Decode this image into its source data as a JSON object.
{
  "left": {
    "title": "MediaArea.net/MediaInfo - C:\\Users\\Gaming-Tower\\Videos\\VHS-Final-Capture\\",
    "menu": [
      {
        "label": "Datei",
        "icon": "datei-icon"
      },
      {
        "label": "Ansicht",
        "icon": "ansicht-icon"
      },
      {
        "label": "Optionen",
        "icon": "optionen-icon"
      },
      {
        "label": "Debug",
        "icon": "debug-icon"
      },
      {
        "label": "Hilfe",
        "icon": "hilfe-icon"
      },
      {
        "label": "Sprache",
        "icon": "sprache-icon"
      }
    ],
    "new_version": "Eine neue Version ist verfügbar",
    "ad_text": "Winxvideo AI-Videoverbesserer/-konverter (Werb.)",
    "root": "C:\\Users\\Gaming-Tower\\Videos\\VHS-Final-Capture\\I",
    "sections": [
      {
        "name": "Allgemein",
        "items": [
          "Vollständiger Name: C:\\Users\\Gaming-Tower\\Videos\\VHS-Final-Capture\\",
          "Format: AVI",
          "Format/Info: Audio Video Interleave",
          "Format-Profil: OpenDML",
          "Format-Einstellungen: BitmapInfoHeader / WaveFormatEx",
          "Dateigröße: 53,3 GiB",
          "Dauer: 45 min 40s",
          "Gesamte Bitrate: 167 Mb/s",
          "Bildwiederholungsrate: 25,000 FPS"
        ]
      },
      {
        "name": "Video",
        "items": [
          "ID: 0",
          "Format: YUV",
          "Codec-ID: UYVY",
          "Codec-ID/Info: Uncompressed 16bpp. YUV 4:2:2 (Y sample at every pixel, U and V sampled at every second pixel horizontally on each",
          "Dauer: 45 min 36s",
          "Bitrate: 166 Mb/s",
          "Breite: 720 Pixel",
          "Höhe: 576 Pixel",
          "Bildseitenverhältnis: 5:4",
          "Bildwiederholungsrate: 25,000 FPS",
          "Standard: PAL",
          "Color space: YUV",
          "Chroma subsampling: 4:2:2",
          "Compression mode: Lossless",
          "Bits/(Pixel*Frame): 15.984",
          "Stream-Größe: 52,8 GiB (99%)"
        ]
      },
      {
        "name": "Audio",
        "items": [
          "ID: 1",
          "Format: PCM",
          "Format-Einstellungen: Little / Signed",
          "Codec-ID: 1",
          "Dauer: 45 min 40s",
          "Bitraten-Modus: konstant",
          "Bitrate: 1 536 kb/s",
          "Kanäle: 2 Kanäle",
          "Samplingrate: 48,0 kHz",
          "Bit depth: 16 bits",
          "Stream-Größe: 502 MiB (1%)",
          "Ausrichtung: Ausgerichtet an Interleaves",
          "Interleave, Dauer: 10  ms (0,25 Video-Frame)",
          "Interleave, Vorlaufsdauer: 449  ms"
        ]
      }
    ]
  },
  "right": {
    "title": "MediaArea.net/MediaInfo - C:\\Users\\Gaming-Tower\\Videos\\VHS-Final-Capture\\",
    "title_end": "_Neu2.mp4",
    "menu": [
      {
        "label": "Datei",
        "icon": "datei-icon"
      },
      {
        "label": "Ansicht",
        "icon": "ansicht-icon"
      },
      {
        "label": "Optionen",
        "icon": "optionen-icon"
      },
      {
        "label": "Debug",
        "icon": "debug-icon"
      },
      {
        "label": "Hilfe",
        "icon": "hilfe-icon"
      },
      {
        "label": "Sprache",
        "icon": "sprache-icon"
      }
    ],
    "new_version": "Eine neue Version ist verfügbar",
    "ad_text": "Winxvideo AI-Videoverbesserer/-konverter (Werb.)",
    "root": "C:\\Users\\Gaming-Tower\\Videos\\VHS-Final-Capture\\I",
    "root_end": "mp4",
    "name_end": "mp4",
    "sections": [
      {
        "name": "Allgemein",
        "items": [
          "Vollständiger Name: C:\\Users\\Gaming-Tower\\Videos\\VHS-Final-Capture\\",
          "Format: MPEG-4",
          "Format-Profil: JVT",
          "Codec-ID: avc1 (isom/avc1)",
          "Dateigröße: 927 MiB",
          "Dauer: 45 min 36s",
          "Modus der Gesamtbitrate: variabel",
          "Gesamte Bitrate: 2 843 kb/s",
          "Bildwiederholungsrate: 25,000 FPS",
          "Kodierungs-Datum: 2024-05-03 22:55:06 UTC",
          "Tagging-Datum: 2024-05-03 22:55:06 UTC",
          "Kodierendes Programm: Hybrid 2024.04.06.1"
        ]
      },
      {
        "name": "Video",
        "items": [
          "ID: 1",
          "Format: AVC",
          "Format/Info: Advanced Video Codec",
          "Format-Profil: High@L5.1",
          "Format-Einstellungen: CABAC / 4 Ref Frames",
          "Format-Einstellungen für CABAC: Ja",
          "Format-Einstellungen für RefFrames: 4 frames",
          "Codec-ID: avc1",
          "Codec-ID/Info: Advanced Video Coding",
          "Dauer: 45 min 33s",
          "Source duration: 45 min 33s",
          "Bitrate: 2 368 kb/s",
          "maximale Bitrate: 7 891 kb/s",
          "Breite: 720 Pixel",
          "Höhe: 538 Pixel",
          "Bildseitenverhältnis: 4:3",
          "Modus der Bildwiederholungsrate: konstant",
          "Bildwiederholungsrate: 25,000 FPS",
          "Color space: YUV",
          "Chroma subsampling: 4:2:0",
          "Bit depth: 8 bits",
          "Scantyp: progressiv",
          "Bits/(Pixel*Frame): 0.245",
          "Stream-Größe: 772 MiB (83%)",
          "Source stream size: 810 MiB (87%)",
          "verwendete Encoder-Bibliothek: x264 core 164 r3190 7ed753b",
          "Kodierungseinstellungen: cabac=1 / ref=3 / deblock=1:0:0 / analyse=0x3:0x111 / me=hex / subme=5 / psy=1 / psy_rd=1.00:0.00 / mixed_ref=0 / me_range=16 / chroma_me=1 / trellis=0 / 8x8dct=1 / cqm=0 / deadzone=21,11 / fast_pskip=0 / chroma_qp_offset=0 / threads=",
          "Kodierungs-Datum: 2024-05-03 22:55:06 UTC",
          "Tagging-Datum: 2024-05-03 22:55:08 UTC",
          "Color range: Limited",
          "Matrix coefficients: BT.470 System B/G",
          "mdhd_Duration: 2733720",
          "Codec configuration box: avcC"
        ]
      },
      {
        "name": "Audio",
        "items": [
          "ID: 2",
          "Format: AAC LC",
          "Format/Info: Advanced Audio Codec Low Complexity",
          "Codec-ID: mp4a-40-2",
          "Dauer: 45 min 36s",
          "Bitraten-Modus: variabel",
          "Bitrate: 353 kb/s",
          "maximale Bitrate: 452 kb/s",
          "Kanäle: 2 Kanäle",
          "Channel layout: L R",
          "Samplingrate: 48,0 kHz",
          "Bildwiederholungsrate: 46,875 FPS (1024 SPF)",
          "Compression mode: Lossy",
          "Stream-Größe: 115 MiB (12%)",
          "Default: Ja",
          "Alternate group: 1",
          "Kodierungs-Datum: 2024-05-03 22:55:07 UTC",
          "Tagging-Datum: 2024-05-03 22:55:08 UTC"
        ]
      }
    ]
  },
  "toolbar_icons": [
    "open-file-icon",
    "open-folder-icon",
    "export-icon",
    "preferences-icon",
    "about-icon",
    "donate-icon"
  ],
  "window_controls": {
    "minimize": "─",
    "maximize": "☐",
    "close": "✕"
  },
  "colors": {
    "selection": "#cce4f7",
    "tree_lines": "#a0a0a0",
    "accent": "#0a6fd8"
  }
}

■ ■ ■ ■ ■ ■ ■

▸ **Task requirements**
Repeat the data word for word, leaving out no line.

▸ **Answer for this exercise**
Decode this image into its source data as a JSON object.
{
  "left": {
    "title": "MediaArea.net/MediaInfo - C:\\Users\\Gaming-Tower\\Videos\\VHS-Final-Capture\\",
    "menu": [
      {
        "label": "Datei",
        "icon": "datei-icon"
      },
      {
        "label": "Ansicht",
        "icon": "ansicht-icon"
      },
      {
        "label": "Optionen",
        "icon": "optionen-icon"
      },
      {
        "label": "Debug",
        "icon": "debug-icon"
      },
      {
        "label": "Hilfe",
        "icon": "hilfe-icon"
      },
      {
        "label": "Sprache",
        "icon": "sprache-icon"
      }
    ],
    "new_version": "Eine neue Version ist verfügbar",
    "ad_text": "Winxvideo AI-Videoverbesserer/-konverter (Werb.)",
    "root": "C:\\Users\\Gaming-Tower\\Videos\\VHS-Final-Capture\\I",
    "sections": [
      {
        "name": "Allgemein",
        "items": [
          "Vollständiger Name: C:\\Users\\Gaming-Tower\\Videos\\VHS-Final-Capture\\",
          "Format: AVI",
          "Format/Info: Audio Video Interleave",
          "Format-Profil: OpenDML",
          "Format-Einstellungen: BitmapInfoHeader / WaveFormatEx",
          "Dateigröße: 53,3 GiB",
          "Dauer: 45 min 40s",
          "Gesamte Bitrate: 167 Mb/s",
          "Bildwiederholungsrate: 25,000 FPS"
        ]
      },
      {
        "name": "Video",
        "items": [
          "ID: 0",
          "Format: YUV",
          "Codec-ID: UYVY",
          "Codec-ID/Info: Uncompressed 16bpp. YUV 4:2:2 (Y sample at every pixel, U and V sampled at every second pixel horizontally on each",
          "Dauer: 45 min 36s",
          "Bitrate: 166 Mb/s",
          "Breite: 720 Pixel",
          "Höhe: 576 Pixel",
          "Bildseitenverhältnis: 5:4",
          "Bildwiederholungsrate: 25,000 FPS",
          "Standard: PAL",
          "Color space: YUV",
          "Chroma subsampling: 4:2:2",
          "Compression mode: Lossless",
          "Bits/(Pixel*Frame): 15.984",
          "Stream-Größe: 52,8 GiB (99%)"
        ]
      },
      {
        "name": "Audio",
        "items": [
          "ID: 1",
          "Format: PCM",
          "Format-Einstellungen: Little / Signed",
          "Codec-ID: 1",
          "Dauer: 45 min 40s",
          "Bitraten-Modus: konstant",
          "Bitrate: 1 536 kb/s",
          "Kanäle: 2 Kanäle",
          "Samplingrate: 48,0 kHz",
          "Bit depth: 16 bits",
          "Stream-Größe: 502 MiB (1%)",
          "Ausrichtung: Ausgerichtet an Interleaves",
          "Interleave, Dauer: 10  ms (0,25 Video-Frame)",
          "Interleave, Vorlaufsdauer: 449  ms"
        ]
      }
    ]
  },
  "right": {
    "title": "MediaArea.net/MediaInfo - C:\\Users\\Gaming-Tower\\Videos\\VHS-Final-Capture\\",
    "title_end": "_Neu2.mp4",
    "menu": [
      {
        "label": "Datei",
        "icon": "datei-icon"
      },
      {
        "label": "Ansicht",
        "icon": "ansicht-icon"
      },
      {
        "label": "Optionen",
        "icon": "optionen-icon"
      },
      {
        "label": "Debug",
        "icon": "debug-icon"
      },
      {
        "label": "Hilfe",
        "icon": "hilfe-icon"
      },
      {
        "label": "Sprache",
        "icon": "sprache-icon"
      }
    ],
    "new_version": "Eine neue Version ist verfügbar",
    "ad_text": "Winxvideo AI-Videoverbesserer/-konverter (Werb.)",
    "root": "C:\\Users\\Gaming-Tower\\Videos\\VHS-Final-Capture\\I",
    "root_end": "mp4",
    "name_end": "mp4",
    "sections": [
      {
        "name": "Allgemein",
        "items": [
          "Vollständiger Name: C:\\Users\\Gaming-Tower\\Videos\\VHS-Final-Capture\\",
          "Format: MPEG-4",
          "Format-Profil: JVT",
          "Codec-ID: avc1 (isom/avc1)",
          "Dateigröße: 927 MiB",
          "Dauer: 45 min 36s",
          "Modus der Gesamtbitrate: variabel",
          "Gesamte Bitrate: 2 843 kb/s",
          "Bildwiederholungsrate: 25,000 FPS",
          "Kodierungs-Datum: 2024-05-03 22:55:06 UTC",
          "Tagging-Datum: 2024-05-03 22:55:06 UTC",
          "Kodierendes Programm: Hybrid 2024.04.06.1"
        ]
      },
      {
        "name": "Video",
        "items": [
          "ID: 1",
          "Format: AVC",
          "Format/Info: Advanced Video Codec",
          "Format-Profil: High@L5.1",
          "Format-Einstellungen: CABAC / 4 Ref Frames",
          "Format-Einstellungen für CABAC: Ja",
          "Format-Einstellungen für RefFrames: 4 frames",
          "Codec-ID: avc1",
          "Codec-ID/Info: Advanced Video Coding",
          "Dauer: 45 min 33s",
          "Source duration: 45 min 33s",
          "Bitrate: 2 368 kb/s",
          "maximale Bitrate: 7 891 kb/s",
          "Breite: 720 Pixel",
          "Höhe: 538 Pixel",
          "Bildseitenverhältnis: 4:3",
          "Modus der Bildwiederholungsrate: konstant",
          "Bildwiederholungsrate: 25,000 FPS",
          "Color space: YUV",
          "Chroma subsampling: 4:2:0",
          "Bit depth: 8 bits",
          "Scantyp: progressiv",
          "Bits/(Pixel*Frame): 0.245",
          "Stream-Größe: 772 MiB (83%)",
          "Source stream size: 810 MiB (87%)",
          "verwendete Encoder-Bibliothek: x264 core 164 r3190 7ed753b",
          "Kodierungseinstellungen: cabac=1 / ref=3 / deblock=1:0:0 / analyse=0x3:0x111 / me=hex / subme=5 / psy=1 / psy_rd=1.00:0.00 / mixed_ref=0 / me_range=16 / chroma_me=1 / trellis=0 / 8x8dct=1 / cqm=0 / deadzone=21,11 / fast_pskip=0 / chroma_qp_offset=0 / threads=",
          "Kodierungs-Datum: 2024-05-03 22:55:06 UTC",
          "Tagging-Datum: 2024-05-03 22:55:08 UTC",
          "Color range: Limited",
          "Matrix coefficients: BT.470 System B/G",
          "mdhd_Duration: 2733720",
          "Codec configuration box: avcC"
        ]
      },
      {
        "name": "Audio",
        "items": [
          "ID: 2",
          "Format: AAC LC",
          "Format/Info: Advanced Audio Codec Low Complexity",
          "Codec-ID: mp4a-40-2",
          "Dauer: 45 min 36s",
          "Bitraten-Modus: variabel",
          "Bitrate: 353 kb/s",
          "maximale Bitrate: 452 kb/s",
          "Kanäle: 2 Kanäle",
          "Channel layout: L R",
          "Samplingrate: 48,0 kHz",
          "Bildwiederholungsrate: 46,875 FPS (1024 SPF)",
          "Compression mode: Lossy",
          "Stream-Größe: 115 MiB (12%)",
          "Default: Ja",
          "Alternate group: 1",
          "Kodierungs-Datum: 2024-05-03 22:55:07 UTC",
          "Tagging-Datum: 2024-05-03 22:55:08 UTC"
        ]
      }
    ]
  },
  "toolbar_icons": [
    "open-file-icon",
    "open-folder-icon",
    "export-icon",
    "preferences-icon",
    "about-icon",
    "donate-icon"
  ],
  "window_controls": {
    "minimize": "─",
    "maximize": "☐",
    "close": "✕"
  },
  "colors": {
    "selection": "#cce4f7",
    "tree_lines": "#a0a0a0",
    "accent": "#0a6fd8"
  }
}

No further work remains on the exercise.